RECORDS TO USE START

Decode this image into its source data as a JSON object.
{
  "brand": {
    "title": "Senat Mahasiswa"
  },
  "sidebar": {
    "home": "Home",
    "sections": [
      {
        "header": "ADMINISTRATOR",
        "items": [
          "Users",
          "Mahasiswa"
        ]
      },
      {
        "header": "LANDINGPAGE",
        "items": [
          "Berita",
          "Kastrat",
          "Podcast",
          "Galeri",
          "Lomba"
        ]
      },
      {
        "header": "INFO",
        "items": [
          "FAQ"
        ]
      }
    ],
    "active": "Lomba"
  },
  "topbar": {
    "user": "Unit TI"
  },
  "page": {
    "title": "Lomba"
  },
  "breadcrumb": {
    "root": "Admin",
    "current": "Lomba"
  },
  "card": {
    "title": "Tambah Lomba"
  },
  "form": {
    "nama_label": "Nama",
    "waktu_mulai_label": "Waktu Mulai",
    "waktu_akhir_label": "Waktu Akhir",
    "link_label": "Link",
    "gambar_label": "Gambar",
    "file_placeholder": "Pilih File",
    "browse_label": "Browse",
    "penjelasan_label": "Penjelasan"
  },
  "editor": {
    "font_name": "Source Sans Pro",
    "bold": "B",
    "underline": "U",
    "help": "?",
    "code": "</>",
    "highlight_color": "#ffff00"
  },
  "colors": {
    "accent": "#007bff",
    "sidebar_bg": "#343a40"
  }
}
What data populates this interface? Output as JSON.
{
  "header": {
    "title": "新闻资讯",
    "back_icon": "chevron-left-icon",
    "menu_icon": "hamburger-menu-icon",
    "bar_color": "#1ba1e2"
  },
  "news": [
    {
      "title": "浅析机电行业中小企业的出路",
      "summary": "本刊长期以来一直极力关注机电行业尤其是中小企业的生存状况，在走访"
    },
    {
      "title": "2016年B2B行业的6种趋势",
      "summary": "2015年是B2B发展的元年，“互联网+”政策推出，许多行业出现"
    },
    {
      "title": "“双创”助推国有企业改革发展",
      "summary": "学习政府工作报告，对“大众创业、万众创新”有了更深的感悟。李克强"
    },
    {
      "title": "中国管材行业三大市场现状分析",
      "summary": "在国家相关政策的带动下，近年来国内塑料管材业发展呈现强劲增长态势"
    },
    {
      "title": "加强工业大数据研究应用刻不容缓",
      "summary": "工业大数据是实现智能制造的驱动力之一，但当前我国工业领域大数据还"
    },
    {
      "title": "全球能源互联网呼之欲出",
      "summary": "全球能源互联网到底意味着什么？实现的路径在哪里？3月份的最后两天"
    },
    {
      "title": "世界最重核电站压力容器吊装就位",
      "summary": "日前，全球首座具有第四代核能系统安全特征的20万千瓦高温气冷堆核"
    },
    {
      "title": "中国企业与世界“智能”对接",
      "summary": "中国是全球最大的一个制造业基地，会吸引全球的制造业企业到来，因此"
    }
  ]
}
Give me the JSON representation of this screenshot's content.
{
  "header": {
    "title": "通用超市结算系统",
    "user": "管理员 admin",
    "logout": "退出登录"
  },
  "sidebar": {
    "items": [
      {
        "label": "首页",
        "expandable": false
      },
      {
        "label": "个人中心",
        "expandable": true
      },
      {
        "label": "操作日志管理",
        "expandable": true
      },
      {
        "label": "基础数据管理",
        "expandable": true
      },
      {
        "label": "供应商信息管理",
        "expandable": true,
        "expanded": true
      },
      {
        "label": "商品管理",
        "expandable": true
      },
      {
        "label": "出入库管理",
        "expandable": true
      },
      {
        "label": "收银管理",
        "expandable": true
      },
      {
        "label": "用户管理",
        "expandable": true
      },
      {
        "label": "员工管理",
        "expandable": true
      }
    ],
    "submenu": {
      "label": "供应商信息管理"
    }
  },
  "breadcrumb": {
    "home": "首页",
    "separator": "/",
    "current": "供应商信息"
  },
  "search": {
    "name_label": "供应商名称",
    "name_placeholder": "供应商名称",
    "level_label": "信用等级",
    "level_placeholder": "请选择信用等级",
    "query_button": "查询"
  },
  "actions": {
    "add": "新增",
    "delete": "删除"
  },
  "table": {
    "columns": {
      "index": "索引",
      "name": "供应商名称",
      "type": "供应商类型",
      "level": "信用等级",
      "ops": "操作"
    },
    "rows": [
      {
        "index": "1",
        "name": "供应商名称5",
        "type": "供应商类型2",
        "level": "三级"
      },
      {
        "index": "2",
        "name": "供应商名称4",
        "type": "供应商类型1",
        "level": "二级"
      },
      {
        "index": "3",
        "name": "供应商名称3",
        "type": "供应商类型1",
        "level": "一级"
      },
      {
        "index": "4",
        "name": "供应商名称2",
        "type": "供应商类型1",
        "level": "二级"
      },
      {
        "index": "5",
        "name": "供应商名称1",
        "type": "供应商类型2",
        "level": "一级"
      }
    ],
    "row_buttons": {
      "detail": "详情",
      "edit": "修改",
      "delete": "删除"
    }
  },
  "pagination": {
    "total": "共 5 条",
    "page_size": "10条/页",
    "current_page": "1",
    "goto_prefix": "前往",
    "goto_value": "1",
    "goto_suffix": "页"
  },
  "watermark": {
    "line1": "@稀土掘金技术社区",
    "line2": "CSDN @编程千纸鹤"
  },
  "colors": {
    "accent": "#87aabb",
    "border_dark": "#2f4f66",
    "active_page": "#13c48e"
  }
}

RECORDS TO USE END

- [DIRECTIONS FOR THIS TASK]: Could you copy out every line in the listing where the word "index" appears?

- [ANSWER SPACE]:
      "index": "索引",
        "index": "1",
        "index": "2",
        "index": "3",
        "index": "4",
        "index": "5",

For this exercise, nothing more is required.